By Tsz on July 22, 2011
Let me start off by saying I’m not a cookie person. I bat for team cake instead.
To me, cakes are so much more sophisticated—they are the belle du jour. Take a cupcake for example, there’s the cake portion, deliciously fluffy and wrapped in a little fluted paper corset. On top, a artfully swirl or piping of decadent frosting. And if its creator goes all out, you may find it with a playful fondant cutout or a gathering of candy sprinkles or even perhaps an extra burst of flavor with a dollop of filling inside.
Cookies on the other hand—no offense to cookie lovers—look often like Quasimodo (sorry Disney!) with its lumpy top and random protrusions of nuts and bits. Yes, I’m quite shallow regarding certain foods.
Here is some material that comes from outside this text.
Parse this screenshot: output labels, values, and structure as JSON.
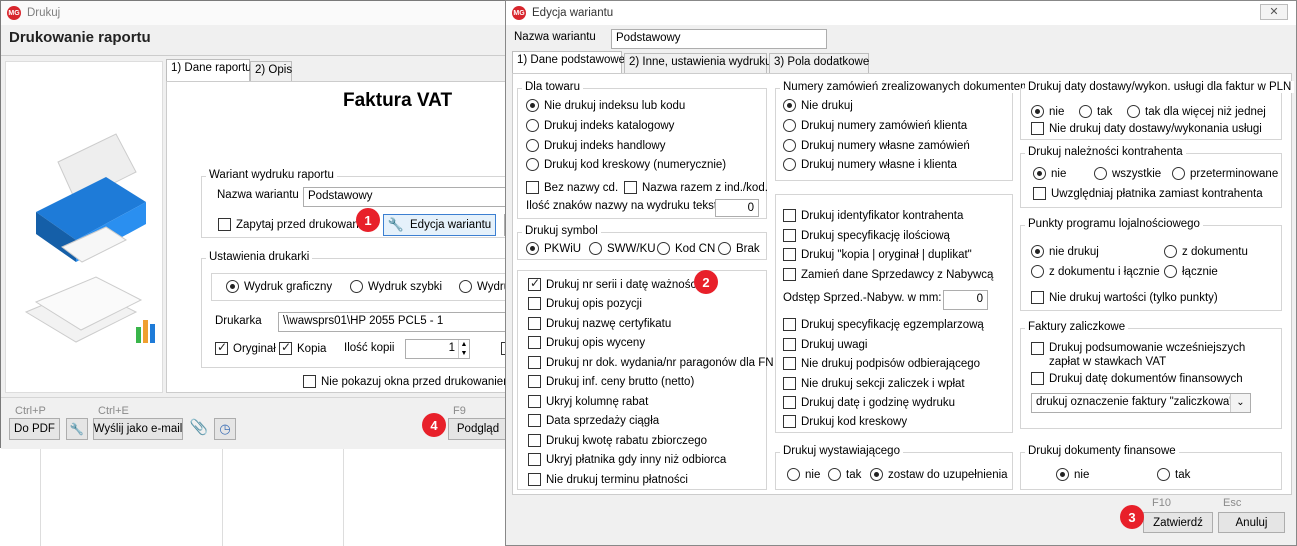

So, imagine my ambivalence when handed an envelope with a warm, ginormous cookie upon checking in with a few friends at The Wit in Chicago. I was hungry, but then again, it’s a cookie. Did I really want to spoil my appetite with it? By the end of my elevator ride up to my floor though, curiosity and a rumbling stomach won out and I took my first bite.
Warm, melty chocolate chips cut with salted walnuts and finished with a simultaneously chewy, soft and crumbly cookie, it changed my perceived notion of the ugly sister of the dessert world. It was a very, very tasty cookie—giant one at that, around the size of 4 cork drink coasters stacked up. Kudos to the good bakers of DoubleTree (who owns The Wit) and if you read this, please continue baking those delectable morsels.
I polished that cookie off within minutes. Armed with a sugar rush and giddiness of being in a new city, I explored my room (typographic love and spectacular views). From the window, I saw Millennium Park with the famed “bean” (Cloud Gate) and knew that was my next destination. A great start to an amazing weekend.
For those who haven’t been to the windy city, here are some mandatory touristy (yet cool) sights and activities to try out:
1. Cloud Gate (aka the Bean). It’s the big silver bean that looks straight out of a science fiction movie. Designed by Anish Kapoor, it’s an interactive sculpture located in Millennium Park that reflects the Chicago skyline in a funhouse mirror way. Really though, it indulges the closeted narcissist in all of us cause almost everyone stares at their own reflection there! Also, it’s the spot for people watching—I got to witness an engagement shoot, with a Lex Luthor look-alike and his fuchsia, shoulder-pad clad fiance. Cool.
2. Jay Pritzker Pavilion. Also in Millennium Park and home to numerous concerts and performance. I didn’t do enough planning this time around but I would imagine it to be a great place to have a picnic while listening to a free symphony concert.
3. Chicago Theatre. Go when the sun sets and all its lights all lit up. Bonus: listen to “And All That Jazz” from Chicago the Soundtrack.
4. Architectural River tour. Best way to explore downtown Chicago period. And no, I’m not saying it cause I’m lazy and would rather sit on my caboose than walk around town (ok, maybe a little). What I have discovered is that it’s actually really hard to see the buildings fully when exploring on foot as most structures are skyscrapers. To fully enjoy the view, you have to be at a distance and the river gives you just that. Also, the guide is a goldmine of information. In the 1.5 hr long tour (I went with Wendella), I learned about the history of Chicago, the different building styles and also which buildings where they filmed The Dark Knight. Also, did you know both Obama and Oprah worked at the East Bay Club? It was $26 well spent.
Until the next time!
Ps. For all those on team cookies, my friend Yulree, has got just the sweet treat for you with her new cookie blog called Millions of Morsels. Happy eating!